This paper is about the size of fiscal multipliers and the sources of recovery from the Great Depression. Its baseline result is that 89.1 percent of the 1939:Q1-1941:Q4 recovery can be attributed to fiscal policy innovations, 34.1 percent to monetary policy innovations and the remaining -23.2 percent to the combined effect of the basic VAR dynamic forecast and innovations in non-government components of GDP.

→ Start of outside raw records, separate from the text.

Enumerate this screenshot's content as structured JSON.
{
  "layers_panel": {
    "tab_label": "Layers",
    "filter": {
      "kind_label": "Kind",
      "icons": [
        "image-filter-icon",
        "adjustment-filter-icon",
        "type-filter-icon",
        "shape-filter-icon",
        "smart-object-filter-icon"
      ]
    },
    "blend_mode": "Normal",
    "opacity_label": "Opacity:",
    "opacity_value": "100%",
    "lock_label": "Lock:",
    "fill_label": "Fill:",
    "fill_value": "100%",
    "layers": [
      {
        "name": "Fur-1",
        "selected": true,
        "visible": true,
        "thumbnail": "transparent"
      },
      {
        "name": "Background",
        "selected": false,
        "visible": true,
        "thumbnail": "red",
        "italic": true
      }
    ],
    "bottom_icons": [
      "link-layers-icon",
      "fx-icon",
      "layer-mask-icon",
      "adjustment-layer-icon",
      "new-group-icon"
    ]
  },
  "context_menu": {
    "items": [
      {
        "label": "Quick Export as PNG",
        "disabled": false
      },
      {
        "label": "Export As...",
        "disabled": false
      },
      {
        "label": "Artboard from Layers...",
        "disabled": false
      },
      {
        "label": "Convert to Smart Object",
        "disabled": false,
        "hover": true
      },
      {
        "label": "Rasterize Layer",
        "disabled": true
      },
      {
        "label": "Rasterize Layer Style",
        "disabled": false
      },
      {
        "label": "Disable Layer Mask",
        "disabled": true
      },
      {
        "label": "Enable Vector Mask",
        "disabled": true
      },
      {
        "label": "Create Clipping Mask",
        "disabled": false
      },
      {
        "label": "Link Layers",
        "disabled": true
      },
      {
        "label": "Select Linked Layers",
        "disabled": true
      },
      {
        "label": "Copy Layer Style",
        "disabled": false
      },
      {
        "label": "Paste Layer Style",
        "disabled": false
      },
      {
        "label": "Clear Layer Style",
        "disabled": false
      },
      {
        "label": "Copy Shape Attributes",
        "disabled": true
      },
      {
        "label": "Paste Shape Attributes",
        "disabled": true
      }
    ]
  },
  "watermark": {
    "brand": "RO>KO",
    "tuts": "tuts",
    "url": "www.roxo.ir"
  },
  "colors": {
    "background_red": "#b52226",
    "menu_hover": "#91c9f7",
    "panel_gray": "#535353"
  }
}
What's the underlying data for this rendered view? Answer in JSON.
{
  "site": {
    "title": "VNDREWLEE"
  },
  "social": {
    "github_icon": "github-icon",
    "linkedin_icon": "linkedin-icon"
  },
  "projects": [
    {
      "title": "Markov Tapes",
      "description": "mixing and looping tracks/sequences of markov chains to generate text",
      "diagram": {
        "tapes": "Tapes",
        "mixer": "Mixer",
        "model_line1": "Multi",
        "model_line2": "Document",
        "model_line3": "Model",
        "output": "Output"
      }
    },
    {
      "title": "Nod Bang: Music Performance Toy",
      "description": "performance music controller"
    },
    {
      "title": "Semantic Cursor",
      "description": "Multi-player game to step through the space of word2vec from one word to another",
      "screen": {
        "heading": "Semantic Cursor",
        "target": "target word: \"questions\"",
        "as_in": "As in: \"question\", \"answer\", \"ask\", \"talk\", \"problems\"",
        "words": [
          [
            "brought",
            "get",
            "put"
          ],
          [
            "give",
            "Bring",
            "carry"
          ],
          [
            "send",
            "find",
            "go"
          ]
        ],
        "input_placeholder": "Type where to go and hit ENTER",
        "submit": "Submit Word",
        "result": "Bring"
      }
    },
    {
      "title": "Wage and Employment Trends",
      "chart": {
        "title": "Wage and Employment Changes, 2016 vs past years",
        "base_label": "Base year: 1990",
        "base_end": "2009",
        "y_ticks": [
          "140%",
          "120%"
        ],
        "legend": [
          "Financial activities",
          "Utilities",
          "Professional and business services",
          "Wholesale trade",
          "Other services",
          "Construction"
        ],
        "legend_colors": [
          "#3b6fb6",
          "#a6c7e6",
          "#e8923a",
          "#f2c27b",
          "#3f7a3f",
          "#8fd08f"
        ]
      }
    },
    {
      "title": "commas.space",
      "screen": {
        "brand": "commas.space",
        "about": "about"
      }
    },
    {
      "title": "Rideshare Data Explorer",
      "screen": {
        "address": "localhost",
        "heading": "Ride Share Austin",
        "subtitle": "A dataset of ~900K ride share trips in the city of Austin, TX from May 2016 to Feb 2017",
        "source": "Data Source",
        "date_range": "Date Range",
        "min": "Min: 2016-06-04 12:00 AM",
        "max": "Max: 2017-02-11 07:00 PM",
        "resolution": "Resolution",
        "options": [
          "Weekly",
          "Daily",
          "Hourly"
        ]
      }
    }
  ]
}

Traditional Keynesian multipliers assume that there are no capacity constraints to impede a fiscal-driven expansion in aggregate demand. On the contrary, we find ample evidence of capacity constraints in 1941, particularly in the second half of that year. As a result our preferred government spending multiplier is 1.80 when the time period ends in 1941:Q2 but only 0.88 when the time period ends in supply-constrained 1941:Q4. Only the 1.80 multiplier is relevant to situations like 2009-10 when capacity constraints are absent across the economy.
Two sets of new insights emerge from a review of contemporary print media. We document that the American economy went to war starting in June 1940, fully 18 months before Pearl Harbor. We also detail the bifurcated nature of the 1941 economy, with excess capacity in its labor market but capacity constraints in many of the key manufacturing industries. By July 1941, the American economy was in a state of perceived national emergency.
We are particularly grateful to Giorgio Primiceri for providing us with band-pass filtered output cycles and trends estimated from our new set of quarterly data 1913-54. We are also grateful to Tom Doan of Estima and Bob Arnold of the Congressional Budget Office for their help in answering questions regarding techniques and data, to Lucas Zalduendo for helping with the graphs, and to John Wang for finding some of the articles quoted in Part 3. The first author's collection of original Fortune magazines provided an invaluable opportunity to revisit the U. S. economy of 1940-41. A final thanks is owed to Valerie Ramey for sharing her quarterly GDP data for 1939-46, which we use in robustness tests, and also for permission to use several of her Business Week quotes from the 1940-41 period. The views expressed herein are those of the authors and do not necessarily reflect the views of the National Bureau of Economic Research.